spinonews penis and scortum

A team of doctors from john Hopkins has transplanted penis and scortum to a war veteran whose got damaged with road side bomb attack in afghan war.

The team include 11 members, nine plastic surgeons and two urological surgeons. As the war veteran received transplant mentioned to make personal details anonymous. As doctors conducted 14 hours of surgery with years of research giving doctors hope that if it proves successful.

“While extremity amputations are visible and resultant disability obvious. Some war injuries hidden and the impact not widely appreciated by others,” W.P. Andrew Lee told reporters, speaking of the “devastating impact” that injuries had on men’s identity, self-esteem and intimate relationships.

Especially, specialists said they trusted that the patient, who is required to be discharged from the clinic this week, would recapture “close typical” urinary and sexual capacities as he recoups and his nerves mend over the coming months

“It’s a real mind-boggling injury to suffer it is not an easy one to accept,” the patient said in a release. “When I first woke up, I felt finally more normal.”

Three techniques

However, the transplant incorporated whole penis, scrotum and fractional stomach divider from a donor. It particular from the four different penis transplants, which just incorporated the organ. Just two or three the techniques have been fruitful. Meanwhile, for the transplant, the giver’s testicles first evacuated result of what the specialists said entangled moral issues. Specifically the potential capacity to father youngsters with another man’s hereditary material.

“There were too many unanswered ethical questions with that kind of transplant,” Damon Cooney told reporters.

But, the transplant that Johns Hopkins doctors did in March involved connecting blood vessels and nerves from the patient to the tissue material. Including three arteries, four veins and two nerves “to provide complete blood transfusion and sensation,” Richard Redett said.

1,367 male military members suffered genitourinary injuries

The procedure, not covered by the patient’s insurance. Estimated to have cost $300,000 to $400,000, the majority covered by the hospital.

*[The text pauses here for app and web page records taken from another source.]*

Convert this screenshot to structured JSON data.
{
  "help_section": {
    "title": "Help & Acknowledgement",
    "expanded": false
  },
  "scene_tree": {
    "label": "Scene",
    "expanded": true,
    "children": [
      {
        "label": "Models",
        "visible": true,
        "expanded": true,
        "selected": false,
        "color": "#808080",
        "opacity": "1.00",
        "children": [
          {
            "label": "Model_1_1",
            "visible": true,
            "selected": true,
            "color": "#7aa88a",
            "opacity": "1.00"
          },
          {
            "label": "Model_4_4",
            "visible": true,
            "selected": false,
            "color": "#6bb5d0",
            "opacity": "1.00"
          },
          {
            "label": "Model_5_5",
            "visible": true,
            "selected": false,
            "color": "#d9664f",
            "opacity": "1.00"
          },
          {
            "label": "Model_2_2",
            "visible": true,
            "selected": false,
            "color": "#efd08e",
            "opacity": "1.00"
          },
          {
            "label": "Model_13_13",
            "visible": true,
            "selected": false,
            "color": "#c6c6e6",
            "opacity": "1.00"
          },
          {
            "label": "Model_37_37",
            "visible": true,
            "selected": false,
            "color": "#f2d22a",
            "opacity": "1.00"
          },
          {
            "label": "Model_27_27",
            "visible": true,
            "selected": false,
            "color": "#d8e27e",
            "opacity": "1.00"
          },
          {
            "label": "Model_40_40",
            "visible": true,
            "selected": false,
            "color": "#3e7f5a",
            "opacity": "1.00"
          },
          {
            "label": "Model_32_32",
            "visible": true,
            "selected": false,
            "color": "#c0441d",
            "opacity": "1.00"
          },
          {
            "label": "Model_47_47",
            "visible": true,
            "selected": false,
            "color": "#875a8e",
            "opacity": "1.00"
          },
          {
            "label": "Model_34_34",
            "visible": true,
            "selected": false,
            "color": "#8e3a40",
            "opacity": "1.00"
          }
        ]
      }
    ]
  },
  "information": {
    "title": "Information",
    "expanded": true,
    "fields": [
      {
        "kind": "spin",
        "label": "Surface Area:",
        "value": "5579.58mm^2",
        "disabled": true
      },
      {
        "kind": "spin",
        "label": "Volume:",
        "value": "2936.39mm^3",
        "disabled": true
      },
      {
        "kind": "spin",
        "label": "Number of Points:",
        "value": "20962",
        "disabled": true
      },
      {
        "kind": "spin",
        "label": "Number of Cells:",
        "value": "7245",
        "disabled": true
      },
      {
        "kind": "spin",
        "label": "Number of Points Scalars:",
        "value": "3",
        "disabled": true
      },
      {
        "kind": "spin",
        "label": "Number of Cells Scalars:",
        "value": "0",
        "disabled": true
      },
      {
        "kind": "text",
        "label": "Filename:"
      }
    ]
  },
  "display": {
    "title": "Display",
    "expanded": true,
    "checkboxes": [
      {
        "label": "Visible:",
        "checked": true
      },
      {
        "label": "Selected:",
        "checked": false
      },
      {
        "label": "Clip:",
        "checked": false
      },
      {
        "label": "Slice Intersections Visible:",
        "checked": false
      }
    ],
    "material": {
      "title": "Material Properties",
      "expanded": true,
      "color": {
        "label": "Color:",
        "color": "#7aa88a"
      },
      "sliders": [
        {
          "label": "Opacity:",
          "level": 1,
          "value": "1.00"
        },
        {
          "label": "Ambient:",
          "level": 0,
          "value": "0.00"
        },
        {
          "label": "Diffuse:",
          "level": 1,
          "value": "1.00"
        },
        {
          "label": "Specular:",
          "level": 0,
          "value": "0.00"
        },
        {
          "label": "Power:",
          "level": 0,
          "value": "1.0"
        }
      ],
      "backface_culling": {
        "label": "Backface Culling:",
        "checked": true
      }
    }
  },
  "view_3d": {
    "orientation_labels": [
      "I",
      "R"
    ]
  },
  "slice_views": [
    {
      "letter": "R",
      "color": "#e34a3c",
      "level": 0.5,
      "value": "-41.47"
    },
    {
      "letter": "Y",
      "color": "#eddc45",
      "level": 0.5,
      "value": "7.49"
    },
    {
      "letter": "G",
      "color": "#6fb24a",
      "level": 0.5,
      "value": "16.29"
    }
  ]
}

Although, doctors noted that it was one of many groundbreaking procedures to emerge from the combat casualties suffered by soldiers at war. U.S. Army Sgt. Brandan Marrocco. A quadruple amputee veteran of the Iraq War. In spite, received a double arm transplant at Johns Hopkins about five years ago.

Moreover, about 1,367 male military members suffered genitourinary injuries from 2001 to 2013. According to data from the Department of Defense Trauma Registry cited by the Baltimore Sun. Further, the patient’s injury in Afghanistan also necessitated the amputation of both of his legs above the knee. He said that he kept the extent of his injury a secret.

“That injury, I felt like it banished me from a relationship,” he told The New York Times. “Like, ‘that’s it, you’re done, you’re by yourself for the rest of your life.’ I struggled with even viewing myself as a man for a long time.”